Captive parrots of a species known as Greater Vasa have been documented for the first time using tools—and doing so in ways never reported among other animals, scientists say.
The birds used small pebbles or date pits to grind calcium powder from seashells, or to break off bits of shell to swallow, according to the new findings. That’s the first evidence of a nonhuman using tools for grinding, said the scientists.
The birds also sometimes share the tools, which is rare, they added, although at other times they just steal them from each other.
Researchers in the Department of Psychology at the University of York in the U.K. observed the behaviors among 10 captive parrots from the species, native to Madagascar and nearby islands.
“Whether these birds also use tools in the wild remains to be explored,” said Megan Lambert, a doctoral student in York’s Department of Psychology and lead author of a report on the findings published in the journal Biology Letters.
“The use of tools by nonhuman animals remains an exceedingly rare phenomenon,” she added. “These observations provide new insights into the tool-using capabilities of parrots and give rise to further questions as to why this species uses tools.
“Tool use could reflect an innate predisposition in the parrots, or it could be the result of individual trial and error learning or some form of social learning.”
They posted a YouTube video showing the various tool uses and related behaviors, with some of the more amusing sections being entitled “tolerated theft” and “protested theft.”
Observing and filming the parrots from March to October of this year, researchers documented their interactions with cockle shells on the floor of their aviary. Shells are a source of calcium for birds. Five out of ten birds were documented using tools, placing either pebbles or date pits inside shells to grind against the shell, or using them as a wedge to break apart the seashell.
Interest in the shells was greatest from March to mid-April, just before the breeding season; this may be due to calcium supplementation being critical for egg-laying, the investigators said.

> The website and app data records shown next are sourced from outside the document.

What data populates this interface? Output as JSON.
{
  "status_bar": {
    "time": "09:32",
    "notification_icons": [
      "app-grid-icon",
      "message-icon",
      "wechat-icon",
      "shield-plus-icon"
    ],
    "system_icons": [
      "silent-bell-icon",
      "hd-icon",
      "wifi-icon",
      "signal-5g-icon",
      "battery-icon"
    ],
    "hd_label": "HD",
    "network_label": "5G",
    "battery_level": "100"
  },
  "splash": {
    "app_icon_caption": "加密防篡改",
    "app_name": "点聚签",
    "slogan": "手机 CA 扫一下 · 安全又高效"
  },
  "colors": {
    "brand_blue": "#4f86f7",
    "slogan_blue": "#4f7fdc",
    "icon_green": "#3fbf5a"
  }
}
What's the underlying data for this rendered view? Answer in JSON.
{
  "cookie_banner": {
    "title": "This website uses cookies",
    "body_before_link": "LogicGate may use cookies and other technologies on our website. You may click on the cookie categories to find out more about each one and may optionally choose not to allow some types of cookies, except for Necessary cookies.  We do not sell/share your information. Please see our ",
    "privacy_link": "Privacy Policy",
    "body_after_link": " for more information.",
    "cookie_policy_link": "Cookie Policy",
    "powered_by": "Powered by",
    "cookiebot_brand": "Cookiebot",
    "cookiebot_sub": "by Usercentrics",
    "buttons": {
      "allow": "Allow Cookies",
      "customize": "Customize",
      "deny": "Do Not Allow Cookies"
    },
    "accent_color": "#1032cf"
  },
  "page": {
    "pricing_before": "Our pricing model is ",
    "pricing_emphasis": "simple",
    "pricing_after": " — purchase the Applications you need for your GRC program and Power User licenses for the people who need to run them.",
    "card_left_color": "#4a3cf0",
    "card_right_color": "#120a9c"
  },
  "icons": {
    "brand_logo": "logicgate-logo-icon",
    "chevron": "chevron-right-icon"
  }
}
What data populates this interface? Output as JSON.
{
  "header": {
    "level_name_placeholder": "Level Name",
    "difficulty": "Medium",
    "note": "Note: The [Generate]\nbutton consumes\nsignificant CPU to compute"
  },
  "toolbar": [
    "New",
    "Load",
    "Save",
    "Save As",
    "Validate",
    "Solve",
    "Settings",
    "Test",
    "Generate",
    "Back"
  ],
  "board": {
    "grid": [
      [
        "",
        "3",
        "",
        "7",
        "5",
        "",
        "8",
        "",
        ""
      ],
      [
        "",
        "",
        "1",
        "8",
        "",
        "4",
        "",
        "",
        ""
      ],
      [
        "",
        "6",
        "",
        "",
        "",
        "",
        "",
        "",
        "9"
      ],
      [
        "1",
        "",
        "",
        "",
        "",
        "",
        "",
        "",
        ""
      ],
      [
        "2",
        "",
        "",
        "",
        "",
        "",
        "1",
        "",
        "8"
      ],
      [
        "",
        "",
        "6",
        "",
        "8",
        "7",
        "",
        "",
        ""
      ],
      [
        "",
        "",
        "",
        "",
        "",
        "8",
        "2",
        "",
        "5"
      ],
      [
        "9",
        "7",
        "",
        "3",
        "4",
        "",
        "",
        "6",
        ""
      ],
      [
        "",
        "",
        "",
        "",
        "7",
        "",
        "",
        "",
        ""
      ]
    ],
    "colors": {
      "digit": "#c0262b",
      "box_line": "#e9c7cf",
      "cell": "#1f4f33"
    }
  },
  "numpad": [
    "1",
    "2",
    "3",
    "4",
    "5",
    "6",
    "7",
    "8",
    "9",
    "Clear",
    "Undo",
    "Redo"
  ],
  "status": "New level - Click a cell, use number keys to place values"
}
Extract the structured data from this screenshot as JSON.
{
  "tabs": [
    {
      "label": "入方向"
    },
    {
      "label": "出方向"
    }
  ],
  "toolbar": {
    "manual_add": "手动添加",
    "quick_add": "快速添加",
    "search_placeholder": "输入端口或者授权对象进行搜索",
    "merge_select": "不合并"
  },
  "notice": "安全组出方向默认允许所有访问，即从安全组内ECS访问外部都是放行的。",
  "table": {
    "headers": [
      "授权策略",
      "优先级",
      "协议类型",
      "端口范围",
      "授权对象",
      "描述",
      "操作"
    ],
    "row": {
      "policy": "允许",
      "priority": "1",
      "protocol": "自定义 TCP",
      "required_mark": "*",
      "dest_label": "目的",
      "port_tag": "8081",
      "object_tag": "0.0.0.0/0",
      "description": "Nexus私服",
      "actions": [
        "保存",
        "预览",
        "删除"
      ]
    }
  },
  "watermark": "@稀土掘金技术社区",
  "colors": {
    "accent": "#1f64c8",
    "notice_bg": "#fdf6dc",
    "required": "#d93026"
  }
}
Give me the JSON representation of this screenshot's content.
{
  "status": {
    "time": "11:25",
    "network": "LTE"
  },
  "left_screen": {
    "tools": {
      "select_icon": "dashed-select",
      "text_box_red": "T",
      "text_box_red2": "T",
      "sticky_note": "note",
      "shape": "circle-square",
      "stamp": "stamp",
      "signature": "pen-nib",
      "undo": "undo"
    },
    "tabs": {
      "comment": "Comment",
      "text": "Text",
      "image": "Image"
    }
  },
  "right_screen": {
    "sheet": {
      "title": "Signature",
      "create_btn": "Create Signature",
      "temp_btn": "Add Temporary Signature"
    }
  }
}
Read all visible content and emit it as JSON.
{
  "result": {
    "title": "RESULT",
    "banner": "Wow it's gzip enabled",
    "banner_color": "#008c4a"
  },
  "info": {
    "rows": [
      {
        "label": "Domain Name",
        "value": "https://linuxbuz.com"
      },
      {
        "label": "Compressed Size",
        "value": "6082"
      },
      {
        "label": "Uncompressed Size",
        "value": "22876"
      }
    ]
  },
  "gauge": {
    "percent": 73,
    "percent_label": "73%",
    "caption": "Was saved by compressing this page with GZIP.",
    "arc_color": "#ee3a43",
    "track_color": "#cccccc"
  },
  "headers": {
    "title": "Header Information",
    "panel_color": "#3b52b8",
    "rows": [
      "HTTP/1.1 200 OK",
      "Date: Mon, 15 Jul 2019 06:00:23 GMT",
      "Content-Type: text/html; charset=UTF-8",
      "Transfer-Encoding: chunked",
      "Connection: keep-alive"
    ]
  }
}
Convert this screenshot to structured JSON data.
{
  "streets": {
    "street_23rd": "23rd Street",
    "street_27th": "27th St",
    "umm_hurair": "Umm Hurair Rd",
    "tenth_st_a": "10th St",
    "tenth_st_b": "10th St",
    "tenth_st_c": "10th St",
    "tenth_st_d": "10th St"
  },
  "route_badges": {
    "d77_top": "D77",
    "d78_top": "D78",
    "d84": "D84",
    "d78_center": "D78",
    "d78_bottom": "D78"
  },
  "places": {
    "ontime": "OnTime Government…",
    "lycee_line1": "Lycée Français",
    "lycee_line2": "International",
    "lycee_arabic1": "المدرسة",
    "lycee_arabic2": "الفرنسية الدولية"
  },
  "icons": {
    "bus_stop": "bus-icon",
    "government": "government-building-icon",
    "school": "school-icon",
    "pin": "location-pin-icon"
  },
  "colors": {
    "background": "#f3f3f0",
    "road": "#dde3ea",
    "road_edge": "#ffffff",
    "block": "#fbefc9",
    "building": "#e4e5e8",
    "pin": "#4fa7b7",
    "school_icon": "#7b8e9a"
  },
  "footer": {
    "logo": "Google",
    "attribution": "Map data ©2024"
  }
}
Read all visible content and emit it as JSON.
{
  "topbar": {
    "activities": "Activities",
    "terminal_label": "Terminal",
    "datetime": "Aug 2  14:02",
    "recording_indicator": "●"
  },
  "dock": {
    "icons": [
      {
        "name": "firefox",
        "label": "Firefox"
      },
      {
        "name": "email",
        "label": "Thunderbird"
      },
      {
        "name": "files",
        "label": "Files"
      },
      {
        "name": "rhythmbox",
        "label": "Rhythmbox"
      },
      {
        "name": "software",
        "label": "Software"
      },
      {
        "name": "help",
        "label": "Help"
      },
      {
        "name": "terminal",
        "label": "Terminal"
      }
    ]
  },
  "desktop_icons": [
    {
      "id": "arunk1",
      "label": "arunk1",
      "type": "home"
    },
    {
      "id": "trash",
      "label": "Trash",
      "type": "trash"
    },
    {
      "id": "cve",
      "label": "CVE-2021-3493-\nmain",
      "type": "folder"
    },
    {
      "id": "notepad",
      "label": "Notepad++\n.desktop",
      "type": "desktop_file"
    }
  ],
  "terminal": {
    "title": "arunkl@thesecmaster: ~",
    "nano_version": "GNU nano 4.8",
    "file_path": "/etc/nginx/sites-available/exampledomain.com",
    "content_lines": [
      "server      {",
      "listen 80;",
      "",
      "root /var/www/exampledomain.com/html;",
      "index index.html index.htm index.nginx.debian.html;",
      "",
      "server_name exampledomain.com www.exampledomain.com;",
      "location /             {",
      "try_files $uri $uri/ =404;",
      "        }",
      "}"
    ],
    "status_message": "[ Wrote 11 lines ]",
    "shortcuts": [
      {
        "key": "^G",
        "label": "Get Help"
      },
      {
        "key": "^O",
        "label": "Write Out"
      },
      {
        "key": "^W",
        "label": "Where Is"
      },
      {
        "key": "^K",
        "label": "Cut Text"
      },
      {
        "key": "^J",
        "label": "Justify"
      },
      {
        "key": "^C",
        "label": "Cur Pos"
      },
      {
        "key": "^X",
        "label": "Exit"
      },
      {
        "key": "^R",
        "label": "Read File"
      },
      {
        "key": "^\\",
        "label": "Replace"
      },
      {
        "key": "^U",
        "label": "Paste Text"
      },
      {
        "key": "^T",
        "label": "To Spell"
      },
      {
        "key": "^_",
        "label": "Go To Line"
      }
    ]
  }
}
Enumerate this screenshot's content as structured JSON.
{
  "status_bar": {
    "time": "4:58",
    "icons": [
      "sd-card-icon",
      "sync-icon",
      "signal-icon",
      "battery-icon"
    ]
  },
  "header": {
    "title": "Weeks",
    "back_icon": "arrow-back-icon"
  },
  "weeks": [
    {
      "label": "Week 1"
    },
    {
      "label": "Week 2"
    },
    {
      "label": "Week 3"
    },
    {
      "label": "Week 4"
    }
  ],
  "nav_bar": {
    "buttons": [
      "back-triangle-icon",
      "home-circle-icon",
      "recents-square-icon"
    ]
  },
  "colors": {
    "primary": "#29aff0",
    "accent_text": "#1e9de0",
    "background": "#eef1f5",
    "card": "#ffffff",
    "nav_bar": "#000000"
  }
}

Researchers were thus surprised at first to find that the greatest interest in shells came from males, not females. A possible explanation emerged, though: the males were also seen feeding females by regurgitating—a common behavior—before copulating with them. This might pass on the calcium benefits to the females, the researchers proposed.